In Ontario it is the responsibility of the worker to report all unsafe conditions to their direct supervisor. It is the responsibility of a supervisor to protect the worker in all circumstances by taking reasonable precautions. Supervisors must ensure that the equipment is in good condition and that the worker has received the proper training on the use of the equipment that they are being instructed to use.
How many times have you been driving down the highways and seen contractors carrying fibreglass ladders on the roofs of their trucks?
The ladder manufactures state that the suns UV rays can dry out and weaken the fibreglass and could result in cracking of the fibreglass structure. What about freezing the ladder in the winter months or ladders that are covered by freezing rain and used by the worker? Using a ladder under these conditions is a huge risk to an employer and it should have procedures in place to deal with this common scenario.
It is important to train and educate the workers on proper ladder safety so that they are aware of the associated hazards and risks while using ladders.
A ladder safety program should include:
•proper hazard recognition, risk assessments and evaluations
•proper equipment documentation
•proper ladder inspections
•proper supervisor and worker training.
Ladders should only be used when all engineering options have been exhausted. Engineering controls such as portable mobile worker platforms, scaffolding and permanent protected walkways could offer better fall protection to the worker and be a safer option.
Supervisors and workers should be aware that fall protection is required for any worker who is exposed to a falling hazard of above 3 metres and must be trained in fall protection. Also any worker that is required to wear or use any protective clothing, equipment or devices shall be instructed and trained in its care and use before wearing or using the protective clothing, equipment or device. Ladders are safety equipment and devices used by workers to reach the work area, ladders are not intended to be work platforms and the workers should never reach out from the ladder to perform work.
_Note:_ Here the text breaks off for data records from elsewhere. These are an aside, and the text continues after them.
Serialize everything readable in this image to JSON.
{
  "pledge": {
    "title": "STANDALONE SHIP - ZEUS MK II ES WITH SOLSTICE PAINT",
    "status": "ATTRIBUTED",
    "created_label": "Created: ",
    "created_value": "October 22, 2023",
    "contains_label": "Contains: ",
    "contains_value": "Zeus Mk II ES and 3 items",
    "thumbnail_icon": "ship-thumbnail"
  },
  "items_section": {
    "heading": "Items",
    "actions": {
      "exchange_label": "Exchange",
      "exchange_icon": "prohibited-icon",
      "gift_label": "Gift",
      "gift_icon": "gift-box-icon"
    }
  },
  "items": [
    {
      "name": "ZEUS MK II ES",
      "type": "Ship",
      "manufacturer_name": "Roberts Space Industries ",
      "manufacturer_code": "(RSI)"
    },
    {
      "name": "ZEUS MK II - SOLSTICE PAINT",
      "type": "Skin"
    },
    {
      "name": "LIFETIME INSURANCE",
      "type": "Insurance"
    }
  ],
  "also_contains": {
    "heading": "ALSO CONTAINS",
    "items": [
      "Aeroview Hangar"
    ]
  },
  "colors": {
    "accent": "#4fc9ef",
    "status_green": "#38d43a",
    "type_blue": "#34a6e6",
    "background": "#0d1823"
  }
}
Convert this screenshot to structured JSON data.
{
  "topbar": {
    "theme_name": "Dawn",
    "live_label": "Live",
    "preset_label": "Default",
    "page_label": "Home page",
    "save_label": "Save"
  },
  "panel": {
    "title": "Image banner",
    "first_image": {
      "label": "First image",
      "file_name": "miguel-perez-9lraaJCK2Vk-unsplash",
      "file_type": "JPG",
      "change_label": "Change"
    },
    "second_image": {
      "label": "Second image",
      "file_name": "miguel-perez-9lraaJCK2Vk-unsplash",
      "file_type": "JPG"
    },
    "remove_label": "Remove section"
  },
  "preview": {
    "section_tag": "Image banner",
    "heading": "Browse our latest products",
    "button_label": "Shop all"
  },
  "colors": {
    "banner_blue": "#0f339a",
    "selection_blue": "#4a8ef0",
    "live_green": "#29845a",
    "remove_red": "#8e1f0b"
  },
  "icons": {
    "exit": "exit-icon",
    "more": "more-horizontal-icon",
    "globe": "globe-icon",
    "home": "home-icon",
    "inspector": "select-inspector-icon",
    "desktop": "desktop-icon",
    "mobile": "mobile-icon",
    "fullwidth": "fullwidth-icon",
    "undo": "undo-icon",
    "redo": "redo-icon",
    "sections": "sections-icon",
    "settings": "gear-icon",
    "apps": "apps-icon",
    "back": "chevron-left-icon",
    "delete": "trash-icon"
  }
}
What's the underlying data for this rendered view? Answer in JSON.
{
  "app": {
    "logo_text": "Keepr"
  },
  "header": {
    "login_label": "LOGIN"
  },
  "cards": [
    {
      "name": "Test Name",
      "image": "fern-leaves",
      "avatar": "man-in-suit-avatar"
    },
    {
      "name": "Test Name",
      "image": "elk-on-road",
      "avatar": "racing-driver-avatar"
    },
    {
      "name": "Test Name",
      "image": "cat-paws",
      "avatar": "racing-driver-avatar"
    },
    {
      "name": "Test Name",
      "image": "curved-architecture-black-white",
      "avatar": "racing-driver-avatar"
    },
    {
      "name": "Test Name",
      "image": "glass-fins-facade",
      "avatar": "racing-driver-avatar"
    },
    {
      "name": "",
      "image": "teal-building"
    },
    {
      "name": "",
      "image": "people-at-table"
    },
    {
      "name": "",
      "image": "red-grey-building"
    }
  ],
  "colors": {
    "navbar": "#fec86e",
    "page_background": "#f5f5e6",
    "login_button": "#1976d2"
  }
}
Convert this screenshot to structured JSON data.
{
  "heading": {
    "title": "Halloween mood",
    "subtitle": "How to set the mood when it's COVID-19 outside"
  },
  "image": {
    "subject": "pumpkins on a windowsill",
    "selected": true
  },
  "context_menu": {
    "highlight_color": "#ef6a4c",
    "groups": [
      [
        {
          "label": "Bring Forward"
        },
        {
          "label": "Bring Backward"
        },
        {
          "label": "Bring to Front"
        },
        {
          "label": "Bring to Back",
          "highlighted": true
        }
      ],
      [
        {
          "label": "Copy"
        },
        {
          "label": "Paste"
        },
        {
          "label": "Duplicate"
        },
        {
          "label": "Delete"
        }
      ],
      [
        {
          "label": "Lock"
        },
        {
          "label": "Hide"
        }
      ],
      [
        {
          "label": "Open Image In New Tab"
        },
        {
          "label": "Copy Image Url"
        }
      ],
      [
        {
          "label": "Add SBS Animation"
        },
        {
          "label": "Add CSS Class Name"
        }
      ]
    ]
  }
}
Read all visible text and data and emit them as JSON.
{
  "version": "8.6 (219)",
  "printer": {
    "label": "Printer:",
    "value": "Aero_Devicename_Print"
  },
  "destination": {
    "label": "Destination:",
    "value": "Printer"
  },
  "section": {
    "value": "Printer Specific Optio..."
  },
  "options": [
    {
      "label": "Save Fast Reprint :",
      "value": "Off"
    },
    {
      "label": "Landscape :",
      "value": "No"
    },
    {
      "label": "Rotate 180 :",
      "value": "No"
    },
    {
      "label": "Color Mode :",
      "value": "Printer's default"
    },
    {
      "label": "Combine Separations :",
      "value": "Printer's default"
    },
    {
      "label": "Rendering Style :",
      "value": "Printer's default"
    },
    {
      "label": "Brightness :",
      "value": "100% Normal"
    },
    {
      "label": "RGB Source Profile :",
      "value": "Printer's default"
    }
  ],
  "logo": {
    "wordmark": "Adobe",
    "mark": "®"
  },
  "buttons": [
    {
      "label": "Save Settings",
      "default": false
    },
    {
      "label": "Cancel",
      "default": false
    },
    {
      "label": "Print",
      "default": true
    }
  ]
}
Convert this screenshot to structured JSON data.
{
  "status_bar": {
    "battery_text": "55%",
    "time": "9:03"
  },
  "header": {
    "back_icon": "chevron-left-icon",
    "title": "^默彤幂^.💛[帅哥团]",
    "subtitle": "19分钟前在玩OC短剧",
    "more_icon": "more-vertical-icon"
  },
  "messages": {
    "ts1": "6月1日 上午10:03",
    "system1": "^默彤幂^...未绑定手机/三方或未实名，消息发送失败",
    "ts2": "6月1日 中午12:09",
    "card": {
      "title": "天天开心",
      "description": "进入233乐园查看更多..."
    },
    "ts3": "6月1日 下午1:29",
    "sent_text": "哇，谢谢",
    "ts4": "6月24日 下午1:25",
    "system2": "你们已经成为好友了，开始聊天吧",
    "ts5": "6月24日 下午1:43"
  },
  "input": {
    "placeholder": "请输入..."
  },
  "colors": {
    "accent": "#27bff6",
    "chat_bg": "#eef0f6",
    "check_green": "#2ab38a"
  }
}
Educating supervisors and workers is the key to ladder safety.
Don't risk the fall by Robert Green
Robert Green is the president and owner of Progressive Workplace Safety in St. Catharines, Ont. Visit www.ProWorkplaceSafety.ca or call (905) 325-4897 for more information.